“It made sense to me to call the record that, at a time when I’m going to probably end up with a lot of keepsakes — and in a way, this whole album is almost like a keepsake in itself.” – Hatchie.
If 2018’s Sugar & Spice distilled a hazy and swoony pop sound, debut long player Keepsake reveals Harriette Pilbeam’s ever-growing confidence to explore new frontiers, while that voice and those melodies root the new songs squarely within familiar Hatchie territory.
It has been a mere couple of years since Hatchie (Pilbeam’s alter-ego) released her first single Try; captivating the music media in her native Australia and attracting the attention of Cocteau Twins’ Robin Guthrie who remixed her second single Sure. An intervention such as Guthrie’s at such an early stage of Hatchie’s career could have seen her head enthusiastically down a dead-end, pigeon-holed as nothing more than a Cocteaus fangirl; instead, Hatchie’s 2018 release Sugar & Spice took only sparing colours from Guthrie’s palette, adding different pop, indie and shoegaze sensibilities to define her own brand of multi-layered, invigorating dream-pop.
Keepsake sees Hatchie renewing her collaboration with Sugar & Spice producer John Castle and is the product of home-studio sessions in Melbourne last year. This continuity has been positive and has given Pilbeam, alongside partner Joe Agius, the permission to develop their kaleidoscopic textures with bravery and, crucially, without it ever feeling contrived.
“The singles which trailed Keepsake have highlighted the subtle shifts in Hatchie’s writing since she sought to capture the first rush of being love, with those early Sugar & Spice compositions.”
The singles which trailed Keepsake have highlighted the subtle shifts in Hatchie’s writing since she sought to capture the first rush of being love, with those early Sugar & Spice compositions. The lyrics hinted, if not at things falling apart, then at least at vulnerability. “If I could kiss you one more time would it make everything all right or would it just make me a liar?” queries Pilbeam on Without A Blush, her vocal delivery recalling Toni Halliday at her coquettish best.

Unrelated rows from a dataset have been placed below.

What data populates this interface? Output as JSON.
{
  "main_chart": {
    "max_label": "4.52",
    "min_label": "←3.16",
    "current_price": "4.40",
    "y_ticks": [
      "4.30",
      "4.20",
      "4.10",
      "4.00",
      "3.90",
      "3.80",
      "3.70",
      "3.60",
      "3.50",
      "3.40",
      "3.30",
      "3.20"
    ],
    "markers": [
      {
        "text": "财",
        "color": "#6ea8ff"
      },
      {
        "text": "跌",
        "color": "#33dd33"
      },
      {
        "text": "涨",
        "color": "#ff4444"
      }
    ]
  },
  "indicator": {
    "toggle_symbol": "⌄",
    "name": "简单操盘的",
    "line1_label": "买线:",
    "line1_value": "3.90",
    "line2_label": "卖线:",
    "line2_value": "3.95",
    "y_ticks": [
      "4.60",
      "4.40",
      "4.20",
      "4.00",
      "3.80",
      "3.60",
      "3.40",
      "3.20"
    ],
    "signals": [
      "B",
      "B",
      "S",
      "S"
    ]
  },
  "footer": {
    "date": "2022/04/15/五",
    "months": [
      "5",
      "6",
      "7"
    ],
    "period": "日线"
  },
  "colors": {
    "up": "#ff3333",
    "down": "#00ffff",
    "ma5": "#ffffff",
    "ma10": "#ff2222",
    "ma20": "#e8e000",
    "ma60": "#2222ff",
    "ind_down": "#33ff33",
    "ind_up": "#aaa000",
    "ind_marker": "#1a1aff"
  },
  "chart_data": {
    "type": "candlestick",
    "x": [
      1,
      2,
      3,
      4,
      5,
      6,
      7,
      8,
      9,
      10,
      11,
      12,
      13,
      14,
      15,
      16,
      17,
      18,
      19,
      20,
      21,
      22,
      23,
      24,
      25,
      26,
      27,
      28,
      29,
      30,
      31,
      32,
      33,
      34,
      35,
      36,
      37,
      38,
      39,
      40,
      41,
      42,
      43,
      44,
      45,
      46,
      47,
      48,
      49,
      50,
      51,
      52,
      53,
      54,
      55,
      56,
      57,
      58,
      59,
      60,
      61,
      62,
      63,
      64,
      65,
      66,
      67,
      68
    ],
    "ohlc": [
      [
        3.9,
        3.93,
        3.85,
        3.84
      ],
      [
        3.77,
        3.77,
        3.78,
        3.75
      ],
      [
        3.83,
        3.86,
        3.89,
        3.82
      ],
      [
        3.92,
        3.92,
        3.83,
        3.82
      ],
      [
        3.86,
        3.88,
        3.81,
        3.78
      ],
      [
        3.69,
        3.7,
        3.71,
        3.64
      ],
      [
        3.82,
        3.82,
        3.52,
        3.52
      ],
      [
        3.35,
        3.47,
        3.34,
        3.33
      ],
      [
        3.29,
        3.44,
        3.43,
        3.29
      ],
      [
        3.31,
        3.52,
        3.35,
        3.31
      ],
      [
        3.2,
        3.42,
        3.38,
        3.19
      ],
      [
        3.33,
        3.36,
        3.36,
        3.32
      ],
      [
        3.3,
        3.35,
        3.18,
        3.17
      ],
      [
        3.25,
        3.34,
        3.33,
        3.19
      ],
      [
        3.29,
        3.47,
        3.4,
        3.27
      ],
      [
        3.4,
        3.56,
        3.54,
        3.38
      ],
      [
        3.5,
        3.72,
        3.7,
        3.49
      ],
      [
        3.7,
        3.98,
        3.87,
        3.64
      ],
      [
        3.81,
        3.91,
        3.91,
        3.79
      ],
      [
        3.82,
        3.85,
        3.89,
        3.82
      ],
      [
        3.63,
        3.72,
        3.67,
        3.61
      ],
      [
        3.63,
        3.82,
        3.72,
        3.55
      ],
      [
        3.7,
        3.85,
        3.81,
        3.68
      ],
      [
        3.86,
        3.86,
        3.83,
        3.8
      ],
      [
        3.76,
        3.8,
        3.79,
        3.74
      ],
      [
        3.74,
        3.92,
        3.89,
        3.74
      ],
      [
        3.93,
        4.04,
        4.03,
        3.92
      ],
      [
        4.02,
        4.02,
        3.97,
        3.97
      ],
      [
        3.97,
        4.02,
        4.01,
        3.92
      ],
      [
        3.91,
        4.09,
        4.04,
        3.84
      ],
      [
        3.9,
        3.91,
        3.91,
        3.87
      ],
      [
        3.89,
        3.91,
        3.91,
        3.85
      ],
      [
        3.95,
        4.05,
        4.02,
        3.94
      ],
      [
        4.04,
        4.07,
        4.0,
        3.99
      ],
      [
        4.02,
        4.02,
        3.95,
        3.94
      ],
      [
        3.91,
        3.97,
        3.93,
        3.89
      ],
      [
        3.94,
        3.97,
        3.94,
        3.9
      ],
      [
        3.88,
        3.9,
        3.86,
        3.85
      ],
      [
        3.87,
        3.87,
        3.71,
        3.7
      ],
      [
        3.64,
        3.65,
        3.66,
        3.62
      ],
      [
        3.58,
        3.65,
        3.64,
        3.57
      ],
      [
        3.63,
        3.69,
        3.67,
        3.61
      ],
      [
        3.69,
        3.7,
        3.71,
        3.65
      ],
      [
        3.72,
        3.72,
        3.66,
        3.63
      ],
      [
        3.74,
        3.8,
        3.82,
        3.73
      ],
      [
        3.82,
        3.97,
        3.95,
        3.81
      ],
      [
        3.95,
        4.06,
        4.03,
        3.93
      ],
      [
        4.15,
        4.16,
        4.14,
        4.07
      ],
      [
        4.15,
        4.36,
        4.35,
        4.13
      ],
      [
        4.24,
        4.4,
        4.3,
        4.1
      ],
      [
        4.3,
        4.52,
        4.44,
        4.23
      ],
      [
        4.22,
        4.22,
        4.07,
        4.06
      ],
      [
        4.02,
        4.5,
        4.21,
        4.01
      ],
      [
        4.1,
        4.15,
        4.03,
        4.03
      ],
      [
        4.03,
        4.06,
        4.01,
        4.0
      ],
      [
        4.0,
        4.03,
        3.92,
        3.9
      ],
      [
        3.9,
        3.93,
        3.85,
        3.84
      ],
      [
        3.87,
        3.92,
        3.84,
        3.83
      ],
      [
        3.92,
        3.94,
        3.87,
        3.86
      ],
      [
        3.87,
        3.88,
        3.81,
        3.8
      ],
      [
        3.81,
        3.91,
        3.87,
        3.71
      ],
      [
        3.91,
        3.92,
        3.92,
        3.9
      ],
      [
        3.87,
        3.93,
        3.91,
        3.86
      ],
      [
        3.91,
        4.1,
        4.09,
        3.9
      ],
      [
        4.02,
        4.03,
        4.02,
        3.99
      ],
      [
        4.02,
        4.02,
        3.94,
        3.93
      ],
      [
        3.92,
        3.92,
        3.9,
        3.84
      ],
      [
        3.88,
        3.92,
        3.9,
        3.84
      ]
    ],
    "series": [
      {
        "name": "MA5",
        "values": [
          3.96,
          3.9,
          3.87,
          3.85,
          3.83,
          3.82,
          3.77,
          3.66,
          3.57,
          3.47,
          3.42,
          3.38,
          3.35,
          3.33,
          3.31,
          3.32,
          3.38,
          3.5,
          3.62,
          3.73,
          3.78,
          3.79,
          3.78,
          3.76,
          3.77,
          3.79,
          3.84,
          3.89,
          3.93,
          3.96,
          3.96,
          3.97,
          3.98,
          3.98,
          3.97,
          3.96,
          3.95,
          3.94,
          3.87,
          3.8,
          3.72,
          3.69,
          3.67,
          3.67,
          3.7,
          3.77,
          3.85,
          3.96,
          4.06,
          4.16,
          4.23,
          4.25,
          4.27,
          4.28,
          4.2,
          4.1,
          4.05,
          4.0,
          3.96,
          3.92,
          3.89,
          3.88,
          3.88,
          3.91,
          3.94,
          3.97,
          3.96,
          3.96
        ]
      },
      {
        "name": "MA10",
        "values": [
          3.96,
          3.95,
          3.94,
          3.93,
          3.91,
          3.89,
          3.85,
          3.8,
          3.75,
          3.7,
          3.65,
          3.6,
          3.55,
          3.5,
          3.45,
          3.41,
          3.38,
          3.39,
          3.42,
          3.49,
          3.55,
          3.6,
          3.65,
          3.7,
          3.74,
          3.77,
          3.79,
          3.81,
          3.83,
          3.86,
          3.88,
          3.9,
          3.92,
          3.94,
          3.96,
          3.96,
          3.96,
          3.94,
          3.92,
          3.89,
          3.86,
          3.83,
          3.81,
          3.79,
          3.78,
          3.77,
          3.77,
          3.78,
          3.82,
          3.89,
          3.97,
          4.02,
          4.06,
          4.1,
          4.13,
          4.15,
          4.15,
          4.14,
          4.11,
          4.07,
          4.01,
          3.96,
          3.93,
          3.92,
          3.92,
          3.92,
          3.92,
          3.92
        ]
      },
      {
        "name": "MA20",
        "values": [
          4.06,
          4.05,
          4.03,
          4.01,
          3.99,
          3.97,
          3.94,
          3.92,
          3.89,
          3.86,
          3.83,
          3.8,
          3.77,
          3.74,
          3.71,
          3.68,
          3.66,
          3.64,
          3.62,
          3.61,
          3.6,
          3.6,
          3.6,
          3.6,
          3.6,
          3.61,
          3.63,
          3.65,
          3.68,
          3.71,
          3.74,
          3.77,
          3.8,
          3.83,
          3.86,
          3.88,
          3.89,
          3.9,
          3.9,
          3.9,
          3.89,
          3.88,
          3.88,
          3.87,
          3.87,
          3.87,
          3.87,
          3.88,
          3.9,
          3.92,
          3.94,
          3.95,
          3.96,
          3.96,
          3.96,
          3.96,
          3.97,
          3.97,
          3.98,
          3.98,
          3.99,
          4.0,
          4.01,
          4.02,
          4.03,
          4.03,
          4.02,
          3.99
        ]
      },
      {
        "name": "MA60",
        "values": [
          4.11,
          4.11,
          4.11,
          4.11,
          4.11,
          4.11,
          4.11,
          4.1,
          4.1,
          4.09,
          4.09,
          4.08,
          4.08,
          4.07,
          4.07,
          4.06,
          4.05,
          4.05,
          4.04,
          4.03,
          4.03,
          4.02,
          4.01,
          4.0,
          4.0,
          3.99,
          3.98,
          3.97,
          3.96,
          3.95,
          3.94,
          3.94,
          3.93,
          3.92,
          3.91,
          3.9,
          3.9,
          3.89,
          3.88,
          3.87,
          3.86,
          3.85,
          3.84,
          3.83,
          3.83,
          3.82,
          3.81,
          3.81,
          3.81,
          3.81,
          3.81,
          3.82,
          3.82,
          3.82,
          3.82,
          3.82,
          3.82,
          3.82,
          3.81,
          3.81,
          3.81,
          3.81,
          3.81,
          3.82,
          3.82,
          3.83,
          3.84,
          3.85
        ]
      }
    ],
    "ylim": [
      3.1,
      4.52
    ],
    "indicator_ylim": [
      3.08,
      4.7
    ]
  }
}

Stay With Me, sparingly but accurately labelled a “dream-pop banger” by Line of Best Fit, is the Hatchie song that no-one really saw coming. Described by Pilbeam as a “crying- in-the-club” song, it’s a dancefloor crossover not originally intended to be a Hatchie song. It’s an indication of her confidence and a vindication of her judgement that Pilbeam chose to please herself by including it on Keepsake. With a shuffling drumbeat and a savvy nod to Underworld’s Born Slippy, Stay With Me burns slowly; Pilbeam’s sultry and effortless contralto notes unfolding the familiar tale of the right people meeting at the wrong time. The euphoric finale when it arrives is worth the wait and you feel her desperation.
Latest single Obsessed is a fuzzy indie jangler which carries a welcome hint of Mazzy Star. Pilbeam’s self-effacing lyric can’t resist but drop an undercurrent of vulnerability again asking, “what happens when the love you give is greater than you receive?” The wistful and the weary continue to interplay across much of Keepsake. “If I had a rose for every sorry that was overdue, I’d have a garden full of flowers not a never-ending empty view,” Hatchie laments on beautiful opener Not That Kind. Over a seductive meandering bassline she punches defiantly, “I gave you what you wanted but you threw it away.”
“The themes of loss, longing and self-doubt pervade the album, lending it the feel of a self-discovery voyage which is still a long way from completion.”
There is redemption to be found particularly in the jangly Her Own Heart; a counterpoint to Stay With Me which throws light on the possibilities of better times on the other side of those difficult break-ups with its stay-true-to-yourself theme. Elsewhere, Secret takes on the topical matter of talking about mental health; the refrain of “can you keep a secret?” pinpointing the perpetuating stigma of opening up, even with those that might be considered to be close friends. The themes of loss, longing and self-doubt pervade the album, lending it the feel of a self-discovery voyage which is still a long way from completion.
Keepsake is an emotionally direct and pure no-filler offering, delivered with panache in Hatchie’s accessible and engaging style. Mid-twenties may seem early to be tackling memories and nostalgia, but in Keepsake, Hatchie has given us a stunning debut that we won’t be forgetting any time soon.